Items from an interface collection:
= = = = =

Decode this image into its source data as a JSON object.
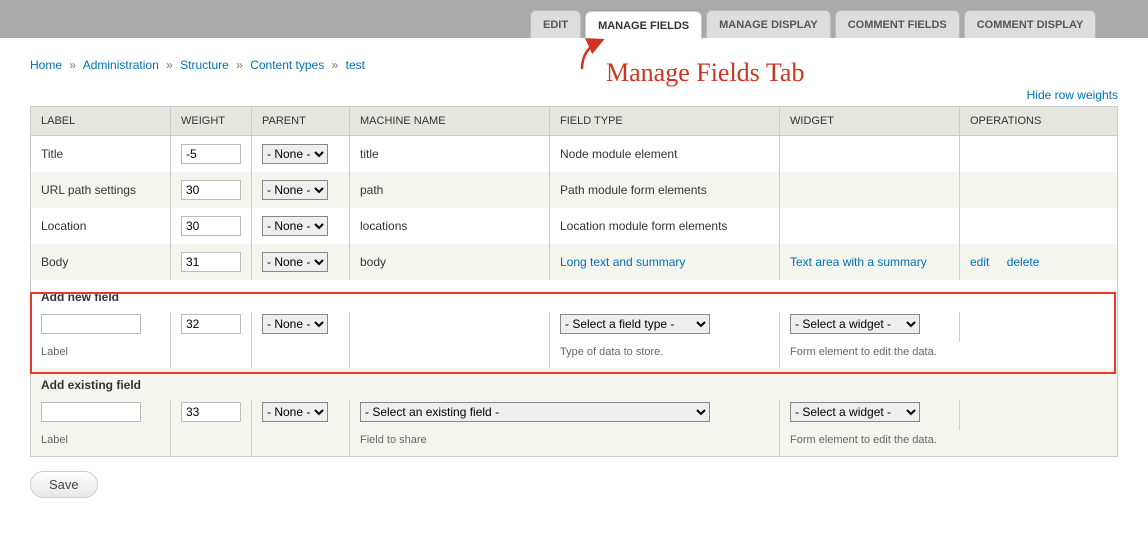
{
  "tabs": {
    "edit": "EDIT",
    "manage_fields": "MANAGE FIELDS",
    "manage_display": "MANAGE DISPLAY",
    "comment_fields": "COMMENT FIELDS",
    "comment_display": "COMMENT DISPLAY"
  },
  "breadcrumb": {
    "home": "Home",
    "admin": "Administration",
    "structure": "Structure",
    "content_types": "Content types",
    "last": "test",
    "sep": "»"
  },
  "links": {
    "hide_row_weights": "Hide row weights"
  },
  "columns": {
    "label": "LABEL",
    "weight": "WEIGHT",
    "parent": "PARENT",
    "machine": "MACHINE NAME",
    "field_type": "FIELD TYPE",
    "widget": "WIDGET",
    "operations": "OPERATIONS"
  },
  "parent_option": "- None -",
  "rows": {
    "title": {
      "label": "Title",
      "weight": "-5",
      "machine": "title",
      "field_type": "Node module element"
    },
    "path": {
      "label": "URL path settings",
      "weight": "30",
      "machine": "path",
      "field_type": "Path module form elements"
    },
    "location": {
      "label": "Location",
      "weight": "30",
      "machine": "locations",
      "field_type": "Location module form elements"
    },
    "body": {
      "label": "Body",
      "weight": "31",
      "machine": "body",
      "field_type": "Long text and summary",
      "widget": "Text area with a summary",
      "op_edit": "edit",
      "op_delete": "delete"
    }
  },
  "add_new": {
    "heading": "Add new field",
    "weight": "32",
    "label_desc": "Label",
    "type_placeholder": "- Select a field type -",
    "type_desc": "Type of data to store.",
    "widget_placeholder": "- Select a widget -",
    "widget_desc": "Form element to edit the data."
  },
  "add_existing": {
    "heading": "Add existing field",
    "weight": "33",
    "label_desc": "Label",
    "field_placeholder": "- Select an existing field -",
    "field_desc": "Field to share",
    "widget_placeholder": "- Select a widget -",
    "widget_desc": "Form element to edit the data."
  },
  "buttons": {
    "save": "Save"
  },
  "annotation": {
    "text": "Manage Fields Tab"
  }
}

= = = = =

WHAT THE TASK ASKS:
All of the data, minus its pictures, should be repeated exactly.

ANSWER TO THIS PROBLEM:
Decode this image into its source data as a JSON object.
{
  "tabs": {
    "edit": "EDIT",
    "manage_fields": "MANAGE FIELDS",
    "manage_display": "MANAGE DISPLAY",
    "comment_fields": "COMMENT FIELDS",
    "comment_display": "COMMENT DISPLAY"
  },
  "breadcrumb": {
    "home": "Home",
    "admin": "Administration",
    "structure": "Structure",
    "content_types": "Content types",
    "last": "test",
    "sep": "»"
  },
  "links": {
    "hide_row_weights": "Hide row weights"
  },
  "columns": {
    "label": "LABEL",
    "weight": "WEIGHT",
    "parent": "PARENT",
    "machine": "MACHINE NAME",
    "field_type": "FIELD TYPE",
    "widget": "WIDGET",
    "operations": "OPERATIONS"
  },
  "parent_option": "- None -",
  "rows": {
    "title": {
      "label": "Title",
      "weight": "-5",
      "machine": "title",
      "field_type": "Node module element"
    },
    "path": {
      "label": "URL path settings",
      "weight": "30",
      "machine": "path",
      "field_type": "Path module form elements"
    },
    "location": {
      "label": "Location",
      "weight": "30",
      "machine": "locations",
      "field_type": "Location module form elements"
    },
    "body": {
      "label": "Body",
      "weight": "31",
      "machine": "body",
      "field_type": "Long text and summary",
      "widget": "Text area with a summary",
      "op_edit": "edit",
      "op_delete": "delete"
    }
  },
  "add_new": {
    "heading": "Add new field",
    "weight": "32",
    "label_desc": "Label",
    "type_placeholder": "- Select a field type -",
    "type_desc": "Type of data to store.",
    "widget_placeholder": "- Select a widget -",
    "widget_desc": "Form element to edit the data."
  },
  "add_existing": {
    "heading": "Add existing field",
    "weight": "33",
    "label_desc": "Label",
    "field_placeholder": "- Select an existing field -",
    "field_desc": "Field to share",
    "widget_placeholder": "- Select a widget -",
    "widget_desc": "Form element to edit the data."
  },
  "buttons": {
    "save": "Save"
  },
  "annotation": {
    "text": "Manage Fields Tab"
  }
}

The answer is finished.